Commonly, when we want to lose weight we go on a “diet”. We often define diet as a reduction in food intake however, the definition of diet, according to the “Concise English Dictionary”, is “Mode of living, now only with especial reference to food.” So, diet is really lifestyle. When we say we are going to go on a “diet”, that carries a negative connotation that one must starve one self in order to lose weight. In fact, what one really needs to do is to make a lifestyle change. A lifestyle change which promotes healthier eating while improving our physical and, subsequently, our mental well being. Let’s face it, nothing improves our mental and emotional well being as seeing our reflection of our ten pound lighter selves.
Before you start your new diet you need to have a general understanding how our bodies convert food into energy and how it stores unused energy for future use. Glucose, or sugar, converted from ingested carbohydrates, is your bodies preferred source of energy, (or fuel), during daily activity. The average adults cardiovascular system has the capacity to maintain approximately 80 calories of blood glucose. When blood glucose rises beyond this level, insulin is released carrying excess glucose back to the liver where blood glucose is converted into it’s storage form, glycogen. Our liver is capable of storing 300-400 calories of glycogen.

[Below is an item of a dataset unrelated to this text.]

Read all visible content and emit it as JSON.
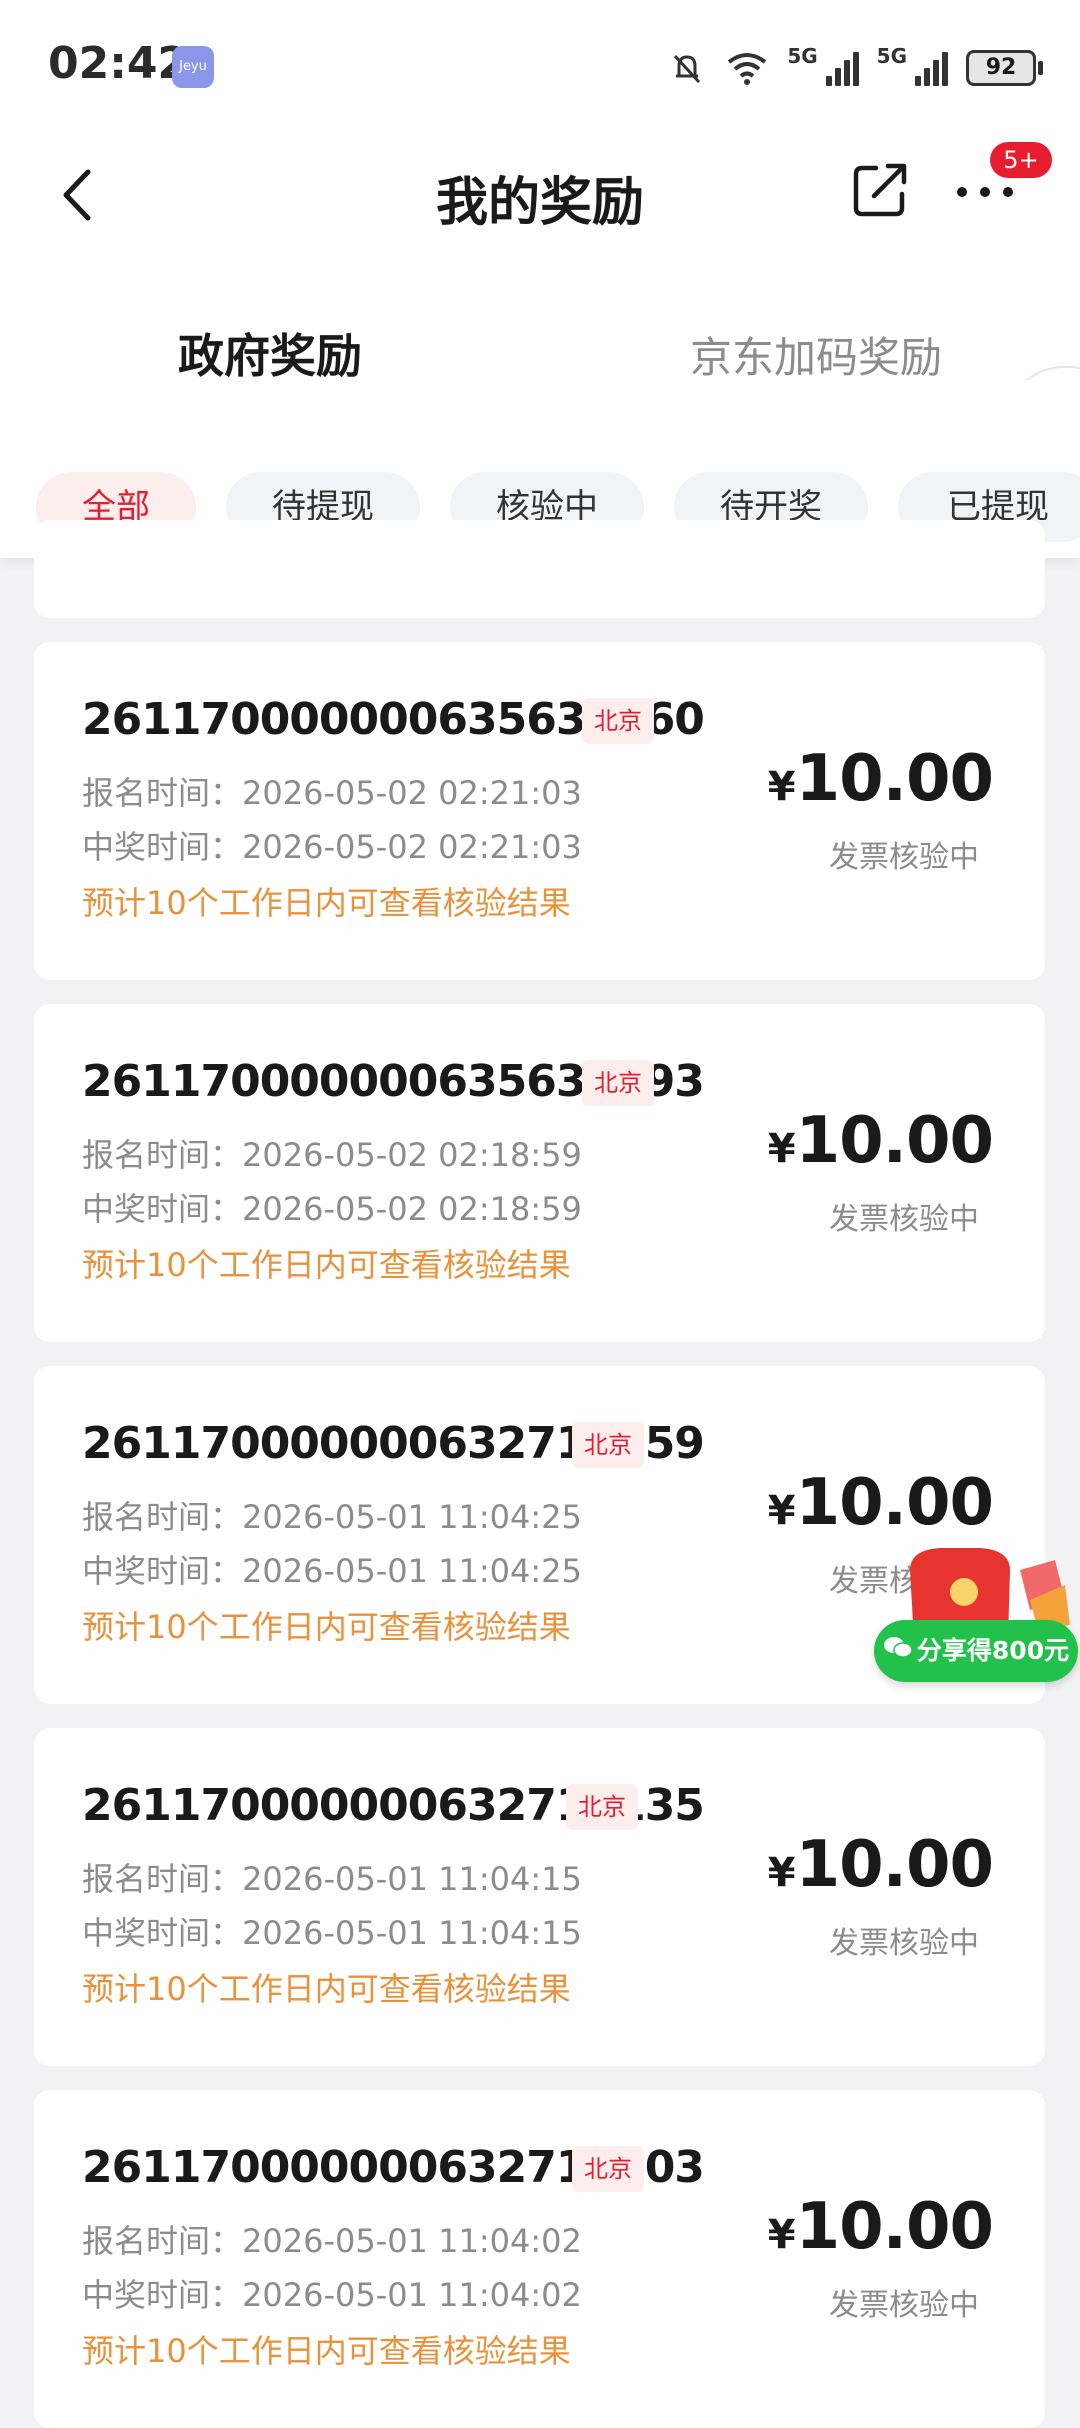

Once the liver stores are full, insulin carried glycogen is carried to muscles which require glycogen for repair from previous, strenuous activity. The final destination for excess, unused glycogen beyond this point is adipose fat tissue. So, in short, carbohydrates consumed in excess ultimately get stored INSIDE your adipose, or fat tissues as triglycerides.
Now, before you stop ingesting carbohydrates all together and throw on a pair of running shoes to burn off all that excess adipose fat tissue, let’s slow down and talk about this a little more.
We now know ingested carbohydrates are converted into energy. We also know our cardiovascular system stores approximately 80 calories for immediate energy needs. So, instead of ingesting large amounts of carbohydrates three times daily, we should ingest smaller amounts more often so we can slowly replace our depleting blood glucose levels due to daily activity while preventing excess fuel storage in the form of triglycerides which reside in our adipose fat tissues.
So, don’t go on a “diet” and starve yourself. A prolonged, low calorie diet will lead to a slower metabolism and most likely will contribute to weight gain.
In my next blog I will follow up and explain why resistance training is critical to a successful weight loss program which will improve your overall body composition and increased weight loss.
Until then remember, “If you want it, you have to go get it.”